*** Information provided
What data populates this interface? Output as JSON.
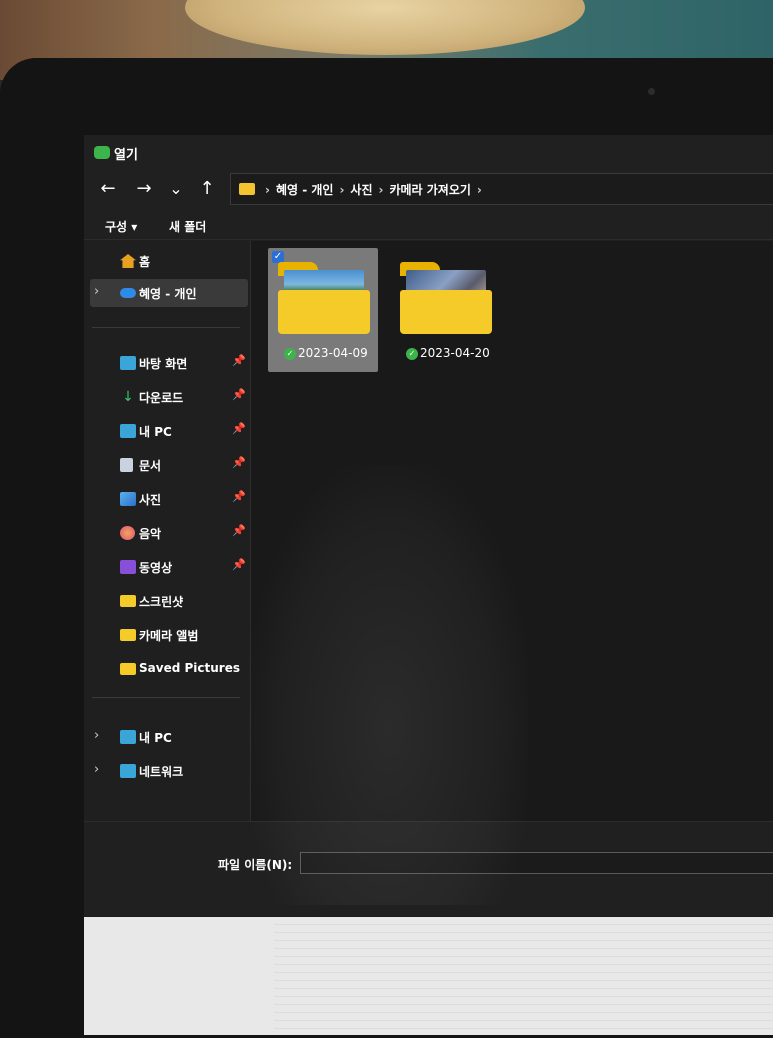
{
  "window": {
    "title": "열기"
  },
  "nav": {
    "back_glyph": "←",
    "forward_glyph": "→",
    "recent_glyph": "⌄",
    "up_glyph": "↑"
  },
  "breadcrumb": [
    "혜영 - 개인",
    "사진",
    "카메라 가져오기"
  ],
  "breadcrumb_separator": "›",
  "commands": {
    "organize": "구성 ▾",
    "new_folder": "새 폴더"
  },
  "sidebar": {
    "items": [
      {
        "label": "홈",
        "icon": "home-icon"
      },
      {
        "label": "혜영 - 개인",
        "icon": "onedrive-cloud-icon",
        "selected": true,
        "chevron": "›"
      }
    ],
    "quick_access": [
      {
        "label": "바탕 화면",
        "icon": "desktop-icon",
        "pinned": true
      },
      {
        "label": "다운로드",
        "icon": "download-icon",
        "pinned": true
      },
      {
        "label": "내 PC",
        "icon": "monitor-icon",
        "pinned": true
      },
      {
        "label": "문서",
        "icon": "document-icon",
        "pinned": true
      },
      {
        "label": "사진",
        "icon": "pictures-icon",
        "pinned": true
      },
      {
        "label": "음악",
        "icon": "music-icon",
        "pinned": true
      },
      {
        "label": "동영상",
        "icon": "video-icon",
        "pinned": true
      },
      {
        "label": "스크린샷",
        "icon": "folder-icon",
        "pinned": false
      },
      {
        "label": "카메라 앨범",
        "icon": "folder-icon",
        "pinned": false
      },
      {
        "label": "Saved Pictures",
        "icon": "folder-icon",
        "pinned": false
      }
    ],
    "locations": [
      {
        "label": "내 PC",
        "icon": "monitor-icon",
        "chevron": "›"
      },
      {
        "label": "네트워크",
        "icon": "network-icon",
        "chevron": "›"
      }
    ],
    "pin_glyph": "📌"
  },
  "content": {
    "folders": [
      {
        "name": "2023-04-09",
        "selected": true,
        "status": "synced"
      },
      {
        "name": "2023-04-20",
        "selected": false,
        "status": "synced"
      }
    ]
  },
  "footer": {
    "filename_label": "파일 이름(N):",
    "filename_value": ""
  },
  "colors": {
    "dialog_bg": "#202020",
    "folder_yellow": "#f5cb2a",
    "accent_blue": "#2b6fd6",
    "sync_green": "#3cb44b"
  }
}
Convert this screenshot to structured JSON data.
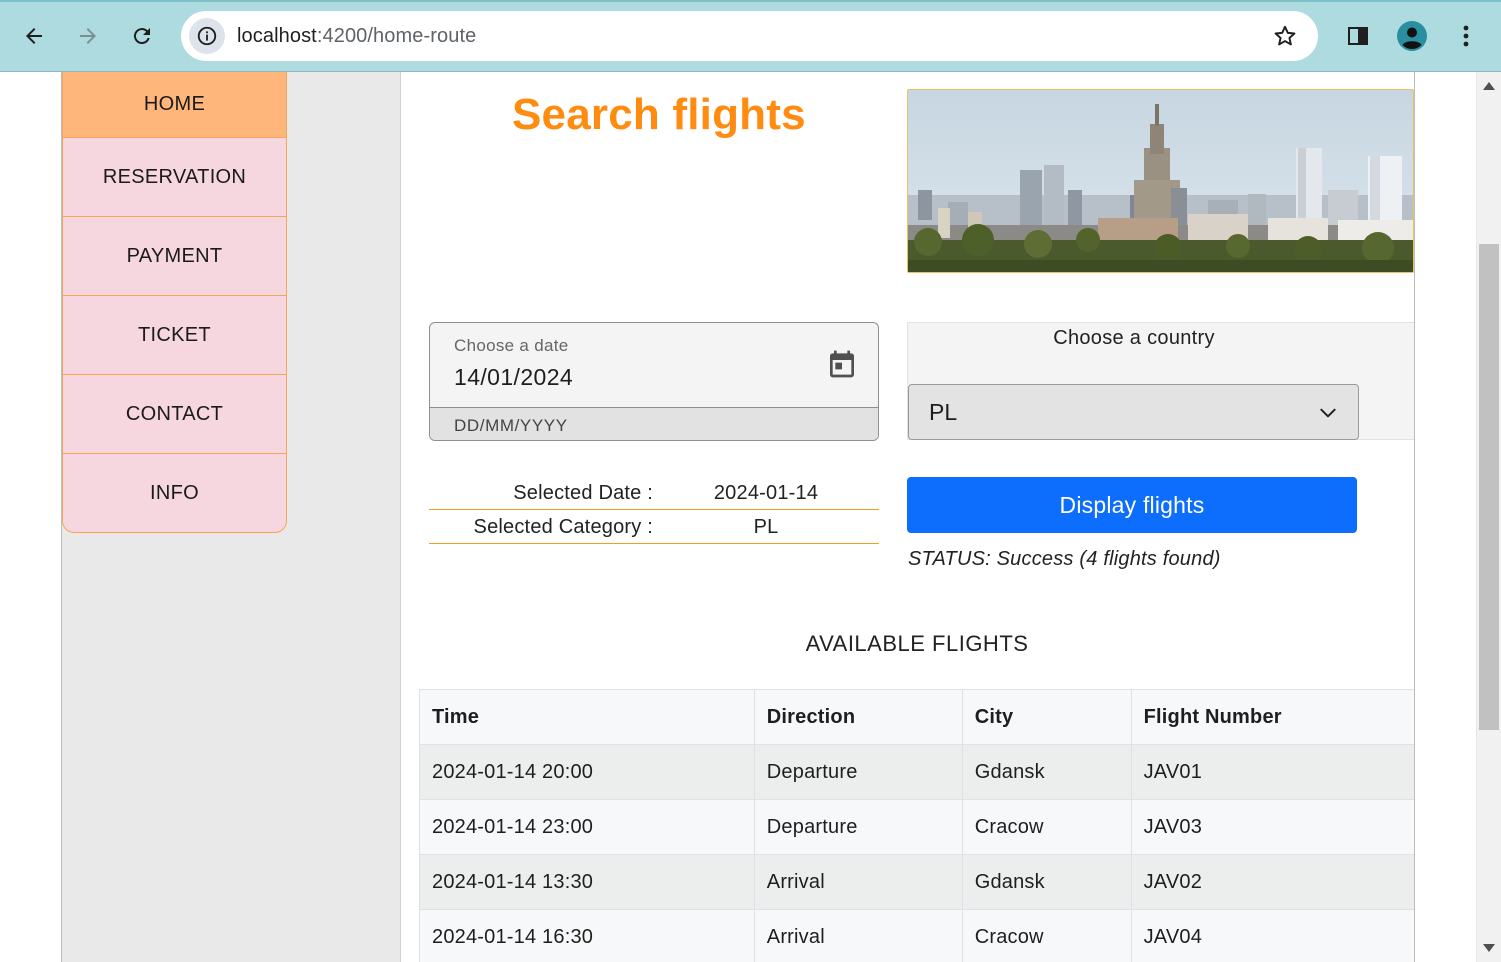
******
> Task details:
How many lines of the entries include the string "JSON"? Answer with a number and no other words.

> Your solution:
2